* [Instructions for the task]: Each line that contains the word "want" is to be copied from the records below.

* [Data records for software interfaces]:
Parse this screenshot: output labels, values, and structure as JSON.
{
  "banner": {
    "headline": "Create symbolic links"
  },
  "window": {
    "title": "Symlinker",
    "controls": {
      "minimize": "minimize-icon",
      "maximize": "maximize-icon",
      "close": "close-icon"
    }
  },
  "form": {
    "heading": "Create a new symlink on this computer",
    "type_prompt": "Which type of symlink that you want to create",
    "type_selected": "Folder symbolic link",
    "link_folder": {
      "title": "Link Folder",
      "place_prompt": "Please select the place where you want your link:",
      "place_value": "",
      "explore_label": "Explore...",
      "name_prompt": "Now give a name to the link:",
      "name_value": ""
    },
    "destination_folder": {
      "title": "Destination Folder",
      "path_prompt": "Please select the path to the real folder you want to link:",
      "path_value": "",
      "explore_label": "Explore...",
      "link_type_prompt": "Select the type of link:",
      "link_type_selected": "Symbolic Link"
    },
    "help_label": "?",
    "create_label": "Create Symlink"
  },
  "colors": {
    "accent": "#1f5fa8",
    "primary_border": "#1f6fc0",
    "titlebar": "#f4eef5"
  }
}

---

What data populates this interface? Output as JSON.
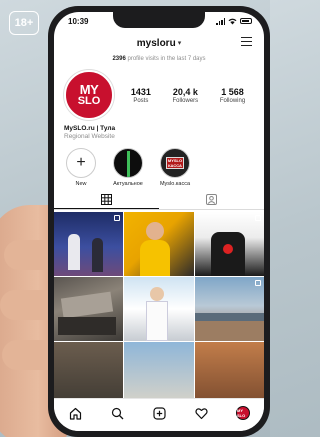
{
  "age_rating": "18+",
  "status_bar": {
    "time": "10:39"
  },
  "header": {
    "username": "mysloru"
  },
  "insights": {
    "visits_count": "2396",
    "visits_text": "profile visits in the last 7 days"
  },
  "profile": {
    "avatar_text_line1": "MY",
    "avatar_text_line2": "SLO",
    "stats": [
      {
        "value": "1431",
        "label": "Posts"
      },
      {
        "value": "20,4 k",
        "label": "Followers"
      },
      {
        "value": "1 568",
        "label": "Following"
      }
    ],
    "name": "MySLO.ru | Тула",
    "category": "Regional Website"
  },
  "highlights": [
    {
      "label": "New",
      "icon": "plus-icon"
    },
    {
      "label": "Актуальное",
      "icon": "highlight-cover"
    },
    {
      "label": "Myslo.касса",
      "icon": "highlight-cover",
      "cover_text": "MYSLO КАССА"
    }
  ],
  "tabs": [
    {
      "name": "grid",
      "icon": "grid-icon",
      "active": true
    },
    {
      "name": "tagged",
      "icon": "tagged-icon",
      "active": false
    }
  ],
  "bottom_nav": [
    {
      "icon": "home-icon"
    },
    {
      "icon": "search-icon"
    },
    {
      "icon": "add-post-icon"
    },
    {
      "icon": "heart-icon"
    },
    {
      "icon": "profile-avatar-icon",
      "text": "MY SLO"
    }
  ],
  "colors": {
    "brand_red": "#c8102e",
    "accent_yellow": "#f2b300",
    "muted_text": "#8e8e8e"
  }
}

* [Task result]:
    "type_prompt": "Which type of symlink that you want to create",
      "place_prompt": "Please select the place where you want your link:",
      "path_prompt": "Please select the path to the real folder you want to link:",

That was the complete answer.